Despite all of the positive aspects of place-based education, proponents of PBE in publicly-funded schools must still deal with policies like Common Core that threaten to standardize education. Within each grade level and subject there are specific outcomes that are outlined by the Common Core, which the teacher is expected to help his or her students achieve by the end of the academic year. The Common Core aims to provide all students in all areas of the country with the same base level knowledge and skills. It claims to be open-ended and positive. According to the Common Core website, the standards “establish what students need to learn but do not dictate how teachers should teach.” This seems promising. There seems to be room for place-based education.
However there are some cases in which the Common Core may be restricting. The fact that the Common Core still revolves around testing should alert us to possible problems. Common Core prepares students for the PARCC test, or Smarter Balanced test. Though this test has not been in place long enough to study in depth, it seems to testify to the continued presence of high-stakes testing. The pressure it exerts on the classroom might not allow the teachers and students a lot of wiggle room to incorporate community and place specific issues or history into their curriculum.
Because we believe that it is important to be able to find a place for place-based education within the guidelines of the Common Core, we decided to give examples of how Place-Based Education might be implemented in a hypothetical classroom where Common Core standards exist. We know little about the PARCC test, so we will not incorporate the PARCC test into the sample curriculum. Therefore, the curriculum is imperfect.

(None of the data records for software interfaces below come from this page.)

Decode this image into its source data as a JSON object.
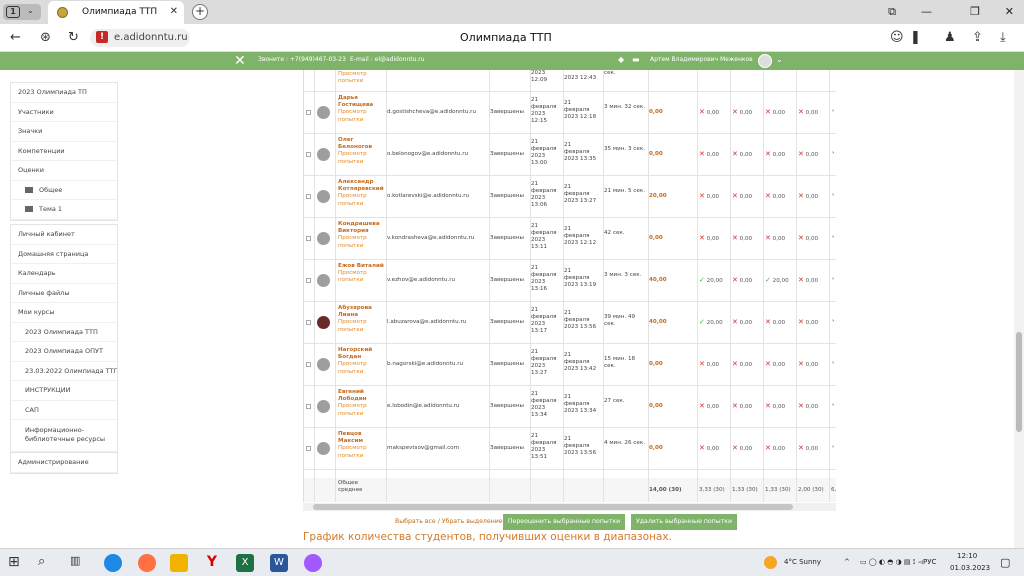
{
  "browser": {
    "tab_count": "1",
    "tab_title": "Олимпиада ТТП",
    "url": "e.adidonntu.ru",
    "page_title": "Олимпиада ТТП"
  },
  "topbar": {
    "phone": "Звоните : +7(949)467-03-23",
    "email": "E-mail : el@adidonntu.ru",
    "user": "Артем Владимирович Меженков"
  },
  "nav": {
    "box1": [
      "2023 Олимпиада ТП",
      "Участники",
      "Значки",
      "Компетенции",
      "Оценки",
      "Общее",
      "Тема 1"
    ],
    "box2": [
      "Личный кабинет",
      "Домашняя страница",
      "Календарь",
      "Личные файлы",
      "Мои курсы",
      "2023 Олимпиада ТТП",
      "2023 Олимпиада ОПУТ",
      "23.03.2022 Олимпиада ТТП",
      "ИНСТРУКЦИИ",
      "САП",
      "Информационно-библиотечные ресурсы"
    ],
    "box3": [
      "Администрирование"
    ]
  },
  "table": {
    "review": "Просмотр попытки",
    "status": "Завершены",
    "rows": [
      {
        "name": "Дарья Гостищева",
        "email": "d.gostishcheva@e.adidonntu.ru",
        "start": [
          "21",
          "февраля",
          "2023",
          "12:15"
        ],
        "end": [
          "21",
          "февраля",
          "2023 12:18"
        ],
        "dur": "3 мин. 32 сек.",
        "grade": "0,00",
        "q": [
          "✕ 0,00",
          "✕ 0,00",
          "✕ 0,00",
          "✕ 0,00"
        ],
        "photo": false
      },
      {
        "name": "Олег Белоногов",
        "email": "o.belonogov@e.adidonntu.ru",
        "start": [
          "21",
          "февраля",
          "2023",
          "13:00"
        ],
        "end": [
          "21",
          "февраля",
          "2023 13:35"
        ],
        "dur": "35 мин. 3 сек.",
        "grade": "0,00",
        "q": [
          "✕ 0,00",
          "✕ 0,00",
          "✕ 0,00",
          "✕ 0,00"
        ],
        "photo": false
      },
      {
        "name": "Александр Котляревский",
        "email": "o.kotlarevski@e.adidonntu.ru",
        "start": [
          "21",
          "февраля",
          "2023",
          "13:06"
        ],
        "end": [
          "21",
          "февраля",
          "2023 13:27"
        ],
        "dur": "21 мин. 5 сек.",
        "grade": "20,00",
        "q": [
          "✕ 0,00",
          "✕ 0,00",
          "✕ 0,00",
          "✕ 0,00"
        ],
        "photo": false
      },
      {
        "name": "Кондрашева Виктория",
        "email": "v.kondrasheva@e.adidonntu.ru",
        "start": [
          "21",
          "февраля",
          "2023",
          "13:11"
        ],
        "end": [
          "21",
          "февраля",
          "2023 12:12"
        ],
        "dur": "42 сек.",
        "grade": "0,00",
        "q": [
          "✕ 0,00",
          "✕ 0,00",
          "✕ 0,00",
          "✕ 0,00"
        ],
        "photo": false
      },
      {
        "name": "Ежов Виталий",
        "email": "v.ezhov@e.adidonntu.ru",
        "start": [
          "21",
          "февраля",
          "2023",
          "13:16"
        ],
        "end": [
          "21",
          "февраля",
          "2023 13:19"
        ],
        "dur": "3 мин. 3 сек.",
        "grade": "40,00",
        "q": [
          "✓ 20,00",
          "✕ 0,00",
          "✓ 20,00",
          "✕ 0,00"
        ],
        "photo": false
      },
      {
        "name": "Абузярова Лиана",
        "email": "l.abuzarova@e.adidonntu.ru",
        "start": [
          "21",
          "февраля",
          "2023",
          "13:17"
        ],
        "end": [
          "21",
          "февраля",
          "2023 13:56"
        ],
        "dur": "39 мин. 49 сек.",
        "grade": "40,00",
        "q": [
          "✓ 20,00",
          "✕ 0,00",
          "✕ 0,00",
          "✕ 0,00"
        ],
        "photo": true
      },
      {
        "name": "Нагорский Богдан",
        "email": "b.nagorski@e.adidonntu.ru",
        "start": [
          "21",
          "февраля",
          "2023",
          "13:27"
        ],
        "end": [
          "21",
          "февраля",
          "2023 13:42"
        ],
        "dur": "15 мин. 18 сек.",
        "grade": "0,00",
        "q": [
          "✕ 0,00",
          "✕ 0,00",
          "✕ 0,00",
          "✕ 0,00"
        ],
        "photo": false
      },
      {
        "name": "Евгений Лободин",
        "email": "e.lobodin@e.adidonntu.ru",
        "start": [
          "21",
          "февраля",
          "2023",
          "13:34"
        ],
        "end": [
          "21",
          "февраля",
          "2023 13:34"
        ],
        "dur": "27 сек.",
        "grade": "0,00",
        "q": [
          "✕ 0,00",
          "✕ 0,00",
          "✕ 0,00",
          "✕ 0,00"
        ],
        "photo": false
      },
      {
        "name": "Певцов Максим",
        "email": "makspevtsov@gmail.com",
        "start": [
          "21",
          "февраля",
          "2023",
          "13:51"
        ],
        "end": [
          "21",
          "февраля",
          "2023 13:56"
        ],
        "dur": "4 мин. 26 сек.",
        "grade": "0,00",
        "q": [
          "✕ 0,00",
          "✕ 0,00",
          "✕ 0,00",
          "✕ 0,00"
        ],
        "photo": false
      }
    ],
    "total_label": "Общее среднее",
    "totals": [
      "14,00 (30)",
      "3,33 (30)",
      "1,33 (30)",
      "1,33 (30)",
      "2,00 (30)",
      "6,"
    ]
  },
  "actions": {
    "select_all": "Выбрать все / Убрать выделение",
    "regrade": "Переоценить выбранные попытки",
    "delete": "Удалить выбранные попытки"
  },
  "section_heading": "График количества студентов, получивших оценки в диапазонах.",
  "taskbar": {
    "weather": "4°C Sunny",
    "lang": "РУС",
    "time": "12:10",
    "date": "01.03.2023"
  }
}
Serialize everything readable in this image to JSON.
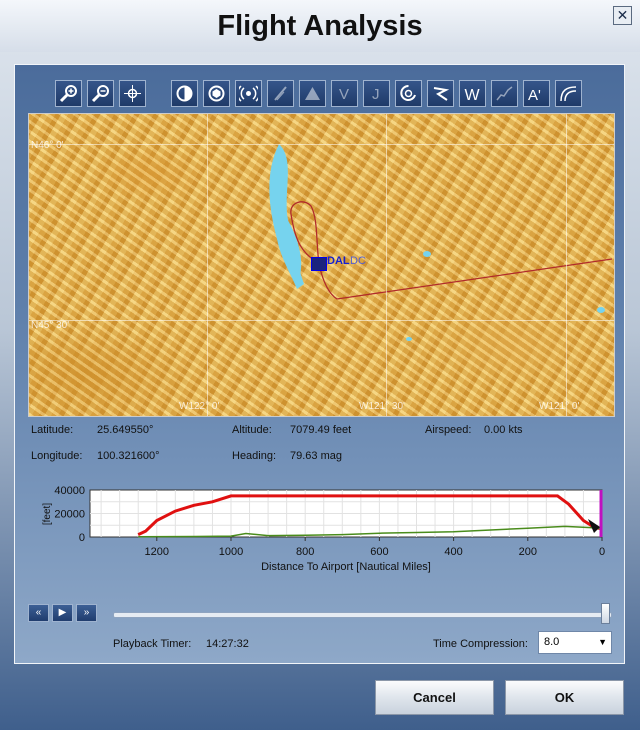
{
  "window": {
    "title": "Flight Analysis",
    "close_glyph": "✕"
  },
  "toolbar": {
    "items": [
      {
        "name": "zoom-in-icon"
      },
      {
        "name": "zoom-out-icon"
      },
      {
        "name": "center-map-icon"
      },
      {
        "name": "day-night-icon"
      },
      {
        "name": "airports-icon"
      },
      {
        "name": "vor-icon"
      },
      {
        "name": "ndb-icon",
        "disabled": true
      },
      {
        "name": "terrain-icon",
        "disabled": true
      },
      {
        "name": "victor-airways-icon",
        "disabled": true
      },
      {
        "name": "jet-airways-icon",
        "disabled": true
      },
      {
        "name": "holding-pattern-icon"
      },
      {
        "name": "flight-path-icon"
      },
      {
        "name": "waypoints-icon",
        "label": "W"
      },
      {
        "name": "altitude-profile-icon",
        "disabled": true
      },
      {
        "name": "labels-icon",
        "label": "A'"
      },
      {
        "name": "approach-icon"
      }
    ]
  },
  "map": {
    "grid_labels": [
      "N46° 0'",
      "N45° 30'",
      "W122° 0'",
      "W121° 30'",
      "W121° 0'"
    ],
    "aircraft_label": "DAL",
    "airport_label": "DC"
  },
  "info": {
    "latitude_label": "Latitude:",
    "latitude": "25.649550°",
    "longitude_label": "Longitude:",
    "longitude": "100.321600°",
    "altitude_label": "Altitude:",
    "altitude": "7079.49 feet",
    "heading_label": "Heading:",
    "heading": "79.63 mag",
    "airspeed_label": "Airspeed:",
    "airspeed": "0.00 kts"
  },
  "chart_data": {
    "type": "line",
    "xlabel": "Distance To Airport [Nautical Miles]",
    "ylabel": "[feet]",
    "xlim": [
      1380,
      0
    ],
    "ylim": [
      0,
      40000
    ],
    "x_ticks": [
      1200,
      1000,
      800,
      600,
      400,
      200,
      0
    ],
    "y_ticks": [
      0,
      20000,
      40000
    ],
    "grid": true,
    "series": [
      {
        "color": "#e01010",
        "x": [
          1250,
          1230,
          1200,
          1150,
          1100,
          1050,
          1000,
          900,
          700,
          500,
          300,
          120,
          90,
          50,
          20,
          0
        ],
        "y": [
          2000,
          5000,
          14000,
          22000,
          27000,
          30000,
          35000,
          35000,
          35000,
          35000,
          35000,
          35000,
          28000,
          14000,
          8000,
          7000
        ]
      },
      {
        "color": "#4a8c1c",
        "x": [
          1250,
          1100,
          1000,
          960,
          900,
          800,
          700,
          600,
          500,
          400,
          300,
          200,
          100,
          30,
          0
        ],
        "y": [
          200,
          400,
          800,
          3000,
          1200,
          1500,
          2000,
          3200,
          3800,
          4500,
          6000,
          7500,
          9000,
          8000,
          7000
        ]
      }
    ]
  },
  "playback": {
    "rewind_glyph": "«",
    "play_glyph": "▶",
    "forward_glyph": "»",
    "position": 1.0,
    "timer_label": "Playback Timer:",
    "timer_value": "14:27:32",
    "compression_label": "Time Compression:",
    "compression_value": "8.0"
  },
  "buttons": {
    "cancel": "Cancel",
    "ok": "OK"
  }
}
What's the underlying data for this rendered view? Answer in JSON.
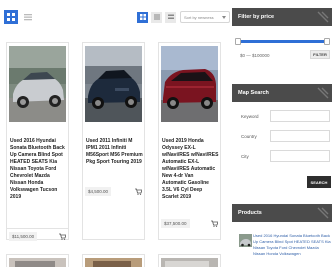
{
  "toolbar": {
    "sort_select_label": "Sort by newness"
  },
  "listings": [
    {
      "title": "Used 2016 Hyundai Sonata Bluetooth Back Up Camera Blind Spot HEATED SEATS Kia Nissan Toyota Ford Chevrolet Mazda Nissan Honda Volkswagen Tucson 2019",
      "price": "$11,500.00"
    },
    {
      "title": "Used 2011 Infiniti M IPM1 2011 Infiniti M56Sport M56 Premium Pkg Sport Touring 2019",
      "price": "$4,500.00"
    },
    {
      "title": "Used 2019 Honda Odyssey EX-L w/Navi/RES w/Navi/RES Automatic EX-L w/Navi/RES Automatic New 4-dr Van Automatic Gasoline 3.5L V6 Cyl Deep Scarlet 2019",
      "price": "$37,500.00"
    }
  ],
  "sidebar": {
    "price_filter": {
      "heading": "Filter by price",
      "range_label": "$0 — $100000",
      "filter_button": "FILTER",
      "range_min_fraction": 0.0,
      "range_max_fraction": 1.0
    },
    "map_search": {
      "heading": "Map Search",
      "keyword_label": "Keyword",
      "country_label": "Country",
      "city_label": "City",
      "search_button": "SEARCH"
    },
    "products": {
      "heading": "Products",
      "item_text": "Used 2016 Hyundai Sonata Bluetooth Back Up Camera Blind Spot HEATED SEATS Kia Nissan Toyota Ford Chevrolet Mazda Nissan Honda Volkswagen"
    }
  },
  "colors": {
    "accent": "#2f6fd6",
    "widget_header": "#4b4b4b",
    "search_button": "#2e2e2e"
  }
}
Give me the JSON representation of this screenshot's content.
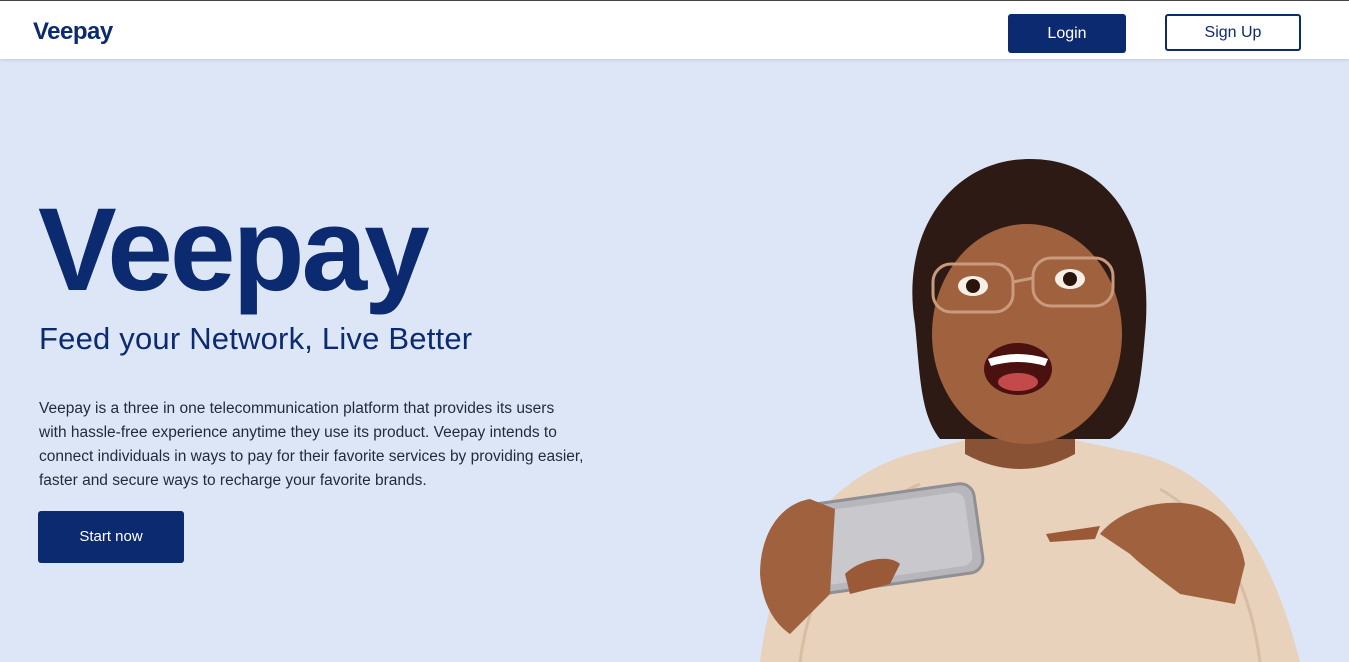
{
  "header": {
    "logo_text": "Veepay",
    "login_label": "Login",
    "signup_label": "Sign Up"
  },
  "hero": {
    "logo_text": "Veepay",
    "tagline": "Feed your Network, Live Better",
    "description": "Veepay is a three in one telecommunication platform that provides its users with hassle-free experience anytime they use its product. Veepay intends to connect individuals in ways to pay for their favorite services by providing easier, faster and secure ways to recharge your favorite brands.",
    "cta_label": "Start now"
  },
  "colors": {
    "brand": "#0b2a6f",
    "hero_background": "#dce6f7",
    "header_background": "#ffffff"
  }
}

It is also imperfect because we do not have access to student input. Place-based education should incorporate student input to maximize social-justice. PBE allows for social-justice because by focusing on the landscape that a student lives in, it lets students learn about issues that are relevant to their lives and cultural backgrounds. Therefore, there is room to discuss oppression as it appears in the immediate surroundings of the students, while also giving them the opportunity to make positive change in that arena. As Fenstermacher writes in his book Approaches to Teaching, in addition to simply studying social justice issues, students ought to “move on to praxis, to action grounded in high ideals and noble purpose” (55). This type of teaching, called emancipatory teaching, asks students to “learn by studying and acting on the problems of the world” (56). This seems to speak to place-based education in that it calls for students to step outside the classroom. In an ideal place-based education classroom, students have opportunities to practice praxis in their immediate world. They can combat inequality in the community most relevant to them, and then work outwards to the state, national, and global levels. So, not only does place- based education allow for topics that are not usually covered in standard textbooks to be discussed, and for voices that are often underrepresented or silenced to be heard, but it also allows students to actively participate and learn from their community.